**PROMPT**
Print all the data that follows exactly, images excluded.

**MATERIAL SUPPLIED**
....
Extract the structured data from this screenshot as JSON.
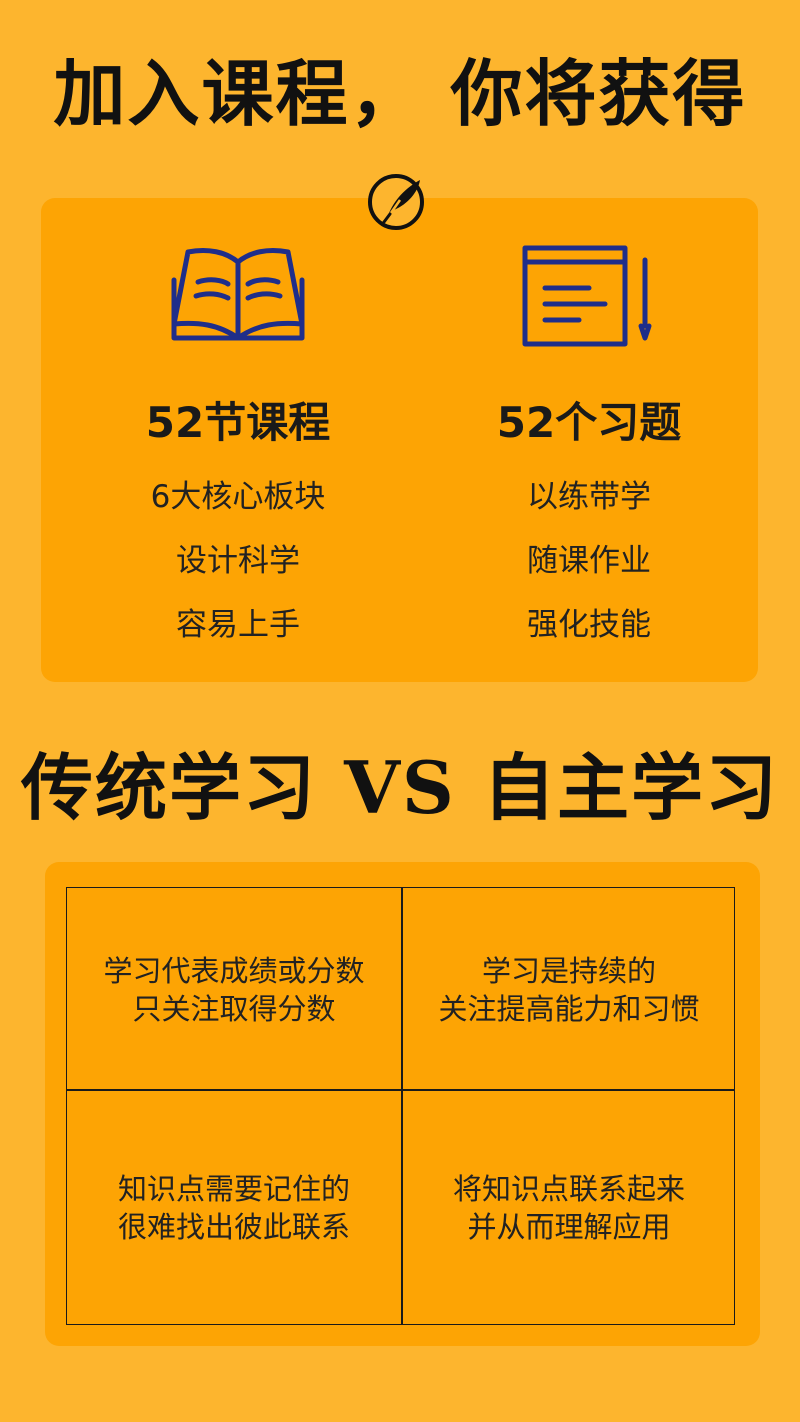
{
  "header": {
    "title": "加入课程， 你将获得"
  },
  "benefits": {
    "left": {
      "icon": "open-book-icon",
      "heading": "52节课程",
      "lines": [
        "6大核心板块",
        "设计科学",
        "容易上手"
      ]
    },
    "right": {
      "icon": "notepad-pencil-icon",
      "heading": "52个习题",
      "lines": [
        "以练带学",
        "随课作业",
        "强化技能"
      ]
    }
  },
  "comparison": {
    "title": "传统学习 VS 自主学习",
    "rows": [
      {
        "traditional": [
          "学习代表成绩或分数",
          "只关注取得分数"
        ],
        "autonomous": [
          "学习是持续的",
          "关注提高能力和习惯"
        ]
      },
      {
        "traditional": [
          "知识点需要记住的",
          "很难找出彼此联系"
        ],
        "autonomous": [
          "将知识点联系起来",
          "并从而理解应用"
        ]
      }
    ]
  },
  "colors": {
    "background": "#FDB52E",
    "card": "#FDA404",
    "icon_stroke": "#1F2E8A",
    "text": "#1a1a1a"
  }
}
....
**EXERCISE OUTPUT**
Extract the structured data from this screenshot as JSON.
{
  "header": {
    "title": "加入课程， 你将获得"
  },
  "benefits": {
    "left": {
      "icon": "open-book-icon",
      "heading": "52节课程",
      "lines": [
        "6大核心板块",
        "设计科学",
        "容易上手"
      ]
    },
    "right": {
      "icon": "notepad-pencil-icon",
      "heading": "52个习题",
      "lines": [
        "以练带学",
        "随课作业",
        "强化技能"
      ]
    }
  },
  "comparison": {
    "title": "传统学习 VS 自主学习",
    "rows": [
      {
        "traditional": [
          "学习代表成绩或分数",
          "只关注取得分数"
        ],
        "autonomous": [
          "学习是持续的",
          "关注提高能力和习惯"
        ]
      },
      {
        "traditional": [
          "知识点需要记住的",
          "很难找出彼此联系"
        ],
        "autonomous": [
          "将知识点联系起来",
          "并从而理解应用"
        ]
      }
    ]
  },
  "colors": {
    "background": "#FDB52E",
    "card": "#FDA404",
    "icon_stroke": "#1F2E8A",
    "text": "#1a1a1a"
  }
}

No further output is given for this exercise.